Video adapter: The video adapter determines what appears on your monitor. For basic computing, the standard video adapter - often manufactured by Intel - will suffice. Remember that these adapters often "share" the computer's main memory, and the sticker will usually note this. Memory sharing can reduce performance.
To get the most from Vista Home Premium and play games at their highest resolution, look for an adapter with at least 128 megabytes of dedicated memory.
Multimedia: With the exception of lightweight laptops, all PCs have some type of compact disk drive. It is used to install new software, back up data and provide entertainment from CDs or DVDs. For maximum flexibility, get one that can read and write DVDs as well as CDs. The ability to create a disk is usually abbreviated with "RW," for read/write. A DVD-RW can create CDs and DVDs. A drive labeled CD-RW/DVD can create CDs but will play only movies or read from DVDs.
Sound: The audio circuits built into most PCs are fine for everyday listening. But music buffs who want the highest fidelity and gamers who need seven-speaker surround sound should look for high-end internal components from Creative Labs, Turtle Beach or specialty vendors.
Monitor: Flat-panel monitors with liquid crystal displays (LCDs) rule the desktop market today, just as they have dominated laptop computing. For a desktop machine, get a 17-inch monitor at minimum, but a 19- or 20-inch screen will make your life easier for as little as $100 extra.
If you are in a store, look for a monitor that is good at distinguishing subtle shades of gray and whose image does not fade when viewed from an angle. If you want to play DVD movies, look for a fast refresh rate that does not smear images during action sequences.
A relatively new issue is the "aspect" or width-to-height ratio of the screen. Laptops and desktop monitors give you a choice. The traditional aspect ratio of TVs, monitors and laptop screens is a squarish 4-to-3. It is best for documents and standard-definition TV shows. So-called "wide-screen" models have an elongated 16-to-9 ratio that is closer to movie screens and high-definition TV broadcasts. Your choice.
Ports: All PCs use universal serial bus (USB) ports to communicate with devices ranging from keyboards and mice to scanners, printers, iPods, cameras, cell phones, external drives and other gadgets. The more USB ports you have, the better. If you're buying a laptop, look for three or more (including one on each side). Better desktop computers have four to six.

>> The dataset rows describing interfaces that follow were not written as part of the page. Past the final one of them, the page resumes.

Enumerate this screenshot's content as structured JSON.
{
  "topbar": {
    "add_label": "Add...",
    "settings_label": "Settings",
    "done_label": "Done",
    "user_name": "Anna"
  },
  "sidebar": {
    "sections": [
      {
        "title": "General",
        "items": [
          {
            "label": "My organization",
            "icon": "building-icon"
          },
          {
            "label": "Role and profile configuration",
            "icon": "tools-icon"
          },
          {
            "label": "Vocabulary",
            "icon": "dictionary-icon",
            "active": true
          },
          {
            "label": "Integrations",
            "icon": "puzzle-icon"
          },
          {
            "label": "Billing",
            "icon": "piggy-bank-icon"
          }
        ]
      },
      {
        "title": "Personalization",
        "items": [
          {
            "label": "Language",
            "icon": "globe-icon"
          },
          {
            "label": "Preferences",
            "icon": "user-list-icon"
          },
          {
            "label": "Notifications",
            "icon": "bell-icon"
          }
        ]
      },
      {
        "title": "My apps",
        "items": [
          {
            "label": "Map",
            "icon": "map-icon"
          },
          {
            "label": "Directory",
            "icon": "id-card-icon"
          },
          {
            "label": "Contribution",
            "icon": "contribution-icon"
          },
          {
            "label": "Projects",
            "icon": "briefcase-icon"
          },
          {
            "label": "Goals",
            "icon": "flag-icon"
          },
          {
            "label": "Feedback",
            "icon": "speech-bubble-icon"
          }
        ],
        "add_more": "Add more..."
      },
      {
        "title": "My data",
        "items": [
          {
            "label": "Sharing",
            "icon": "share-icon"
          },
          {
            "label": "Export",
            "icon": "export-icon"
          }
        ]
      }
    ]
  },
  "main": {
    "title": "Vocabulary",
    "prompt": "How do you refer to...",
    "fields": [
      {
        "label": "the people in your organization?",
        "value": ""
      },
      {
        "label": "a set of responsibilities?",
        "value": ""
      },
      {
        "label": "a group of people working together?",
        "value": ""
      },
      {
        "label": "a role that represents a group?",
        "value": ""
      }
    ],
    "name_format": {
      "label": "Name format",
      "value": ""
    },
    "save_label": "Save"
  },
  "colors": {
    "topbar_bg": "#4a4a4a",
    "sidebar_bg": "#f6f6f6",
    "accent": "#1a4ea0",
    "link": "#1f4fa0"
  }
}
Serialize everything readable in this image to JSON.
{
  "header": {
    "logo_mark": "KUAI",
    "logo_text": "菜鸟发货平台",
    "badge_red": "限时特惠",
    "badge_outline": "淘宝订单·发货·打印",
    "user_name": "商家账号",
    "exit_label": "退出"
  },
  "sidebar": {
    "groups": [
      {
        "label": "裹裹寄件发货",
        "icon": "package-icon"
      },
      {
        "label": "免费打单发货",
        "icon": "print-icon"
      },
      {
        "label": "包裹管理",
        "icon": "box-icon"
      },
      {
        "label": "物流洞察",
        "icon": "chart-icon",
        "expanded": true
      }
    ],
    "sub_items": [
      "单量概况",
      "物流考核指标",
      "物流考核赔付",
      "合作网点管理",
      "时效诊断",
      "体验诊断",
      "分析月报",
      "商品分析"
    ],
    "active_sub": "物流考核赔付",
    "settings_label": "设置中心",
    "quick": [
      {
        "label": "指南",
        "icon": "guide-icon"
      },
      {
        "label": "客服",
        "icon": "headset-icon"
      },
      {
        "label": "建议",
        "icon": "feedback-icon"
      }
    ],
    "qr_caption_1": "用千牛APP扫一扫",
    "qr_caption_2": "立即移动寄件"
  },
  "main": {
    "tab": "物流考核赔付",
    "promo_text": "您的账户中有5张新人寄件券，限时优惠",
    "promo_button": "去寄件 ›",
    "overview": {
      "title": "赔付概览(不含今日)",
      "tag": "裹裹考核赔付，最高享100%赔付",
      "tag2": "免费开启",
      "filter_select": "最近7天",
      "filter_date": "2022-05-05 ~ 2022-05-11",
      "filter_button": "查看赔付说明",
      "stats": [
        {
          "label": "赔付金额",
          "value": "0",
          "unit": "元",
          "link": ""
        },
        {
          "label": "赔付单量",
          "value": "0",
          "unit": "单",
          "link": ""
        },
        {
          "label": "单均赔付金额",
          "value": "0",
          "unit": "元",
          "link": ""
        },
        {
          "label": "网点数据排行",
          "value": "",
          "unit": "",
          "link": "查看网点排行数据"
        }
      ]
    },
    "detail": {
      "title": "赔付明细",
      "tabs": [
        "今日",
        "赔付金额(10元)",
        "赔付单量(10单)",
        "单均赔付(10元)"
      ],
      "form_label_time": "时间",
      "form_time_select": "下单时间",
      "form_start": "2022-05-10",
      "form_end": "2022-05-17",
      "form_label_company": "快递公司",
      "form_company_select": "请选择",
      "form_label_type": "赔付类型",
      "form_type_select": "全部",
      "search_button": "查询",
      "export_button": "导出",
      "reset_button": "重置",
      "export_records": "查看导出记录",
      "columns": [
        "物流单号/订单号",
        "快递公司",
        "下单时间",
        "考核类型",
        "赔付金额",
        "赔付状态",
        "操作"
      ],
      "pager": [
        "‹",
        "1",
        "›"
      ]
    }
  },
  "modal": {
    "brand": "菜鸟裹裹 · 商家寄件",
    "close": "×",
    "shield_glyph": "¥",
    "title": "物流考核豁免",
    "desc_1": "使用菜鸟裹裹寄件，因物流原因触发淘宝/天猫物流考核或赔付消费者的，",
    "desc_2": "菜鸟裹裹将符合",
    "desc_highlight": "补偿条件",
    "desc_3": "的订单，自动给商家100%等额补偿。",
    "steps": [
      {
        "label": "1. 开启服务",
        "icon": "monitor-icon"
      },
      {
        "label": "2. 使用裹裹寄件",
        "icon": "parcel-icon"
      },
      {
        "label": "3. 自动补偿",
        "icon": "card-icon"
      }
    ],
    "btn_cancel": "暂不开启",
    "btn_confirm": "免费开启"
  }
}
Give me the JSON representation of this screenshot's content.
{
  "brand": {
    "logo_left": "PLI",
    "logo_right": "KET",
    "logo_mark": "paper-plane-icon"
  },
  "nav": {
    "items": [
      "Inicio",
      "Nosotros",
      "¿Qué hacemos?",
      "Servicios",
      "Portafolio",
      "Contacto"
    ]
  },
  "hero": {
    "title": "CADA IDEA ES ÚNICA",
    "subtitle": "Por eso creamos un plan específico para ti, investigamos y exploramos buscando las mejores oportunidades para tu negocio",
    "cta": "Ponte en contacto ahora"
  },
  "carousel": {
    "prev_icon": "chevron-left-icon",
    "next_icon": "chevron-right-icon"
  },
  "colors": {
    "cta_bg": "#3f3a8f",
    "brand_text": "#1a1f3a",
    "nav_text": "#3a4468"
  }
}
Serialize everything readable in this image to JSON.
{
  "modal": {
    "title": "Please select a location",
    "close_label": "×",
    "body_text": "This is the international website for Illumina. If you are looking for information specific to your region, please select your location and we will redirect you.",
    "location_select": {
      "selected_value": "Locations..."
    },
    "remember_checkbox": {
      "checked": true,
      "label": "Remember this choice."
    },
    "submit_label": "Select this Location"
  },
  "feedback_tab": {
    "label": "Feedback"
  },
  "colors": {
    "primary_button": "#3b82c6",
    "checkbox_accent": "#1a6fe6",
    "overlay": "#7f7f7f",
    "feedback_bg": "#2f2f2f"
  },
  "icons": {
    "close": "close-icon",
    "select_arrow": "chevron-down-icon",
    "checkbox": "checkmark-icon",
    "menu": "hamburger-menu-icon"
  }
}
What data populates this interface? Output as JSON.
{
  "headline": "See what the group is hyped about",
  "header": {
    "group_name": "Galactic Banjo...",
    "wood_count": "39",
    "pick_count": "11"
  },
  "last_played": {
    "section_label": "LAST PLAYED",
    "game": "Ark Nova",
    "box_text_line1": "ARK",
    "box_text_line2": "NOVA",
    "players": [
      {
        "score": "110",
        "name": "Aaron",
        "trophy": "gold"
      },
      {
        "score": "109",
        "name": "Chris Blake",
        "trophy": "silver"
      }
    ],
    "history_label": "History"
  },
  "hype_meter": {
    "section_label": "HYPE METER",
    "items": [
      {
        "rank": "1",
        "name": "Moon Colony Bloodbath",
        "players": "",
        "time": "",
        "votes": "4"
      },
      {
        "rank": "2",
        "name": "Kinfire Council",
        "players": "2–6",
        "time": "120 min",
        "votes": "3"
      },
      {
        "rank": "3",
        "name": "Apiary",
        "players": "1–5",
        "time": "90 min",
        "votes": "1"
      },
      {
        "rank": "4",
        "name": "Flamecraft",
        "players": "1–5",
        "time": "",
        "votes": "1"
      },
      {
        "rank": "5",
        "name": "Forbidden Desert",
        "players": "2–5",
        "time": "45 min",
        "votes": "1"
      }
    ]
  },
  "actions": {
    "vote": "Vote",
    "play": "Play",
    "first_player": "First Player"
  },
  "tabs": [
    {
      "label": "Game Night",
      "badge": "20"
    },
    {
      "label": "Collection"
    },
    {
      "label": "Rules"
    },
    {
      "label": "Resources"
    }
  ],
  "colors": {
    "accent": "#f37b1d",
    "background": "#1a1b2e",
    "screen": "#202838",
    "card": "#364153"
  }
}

Macs and higher-end PCs also have ports labeled FireWire or IEEE 1394 designed for communication with camcorders, external disk drives and other high-speed devices. With fast USB 2.0 technology now universal, FireWire ports are less important today, but useful for older video cameras or specialty equipment.
For convenience, look for a headphone and microphone jack on the computer's front panel as well as the back, particularly if you listen to music or make Internet phone calls.
Another useful accessory is a media reader that can handle various kinds of compact flash memory cards that record images and sound for digital cameras and music players.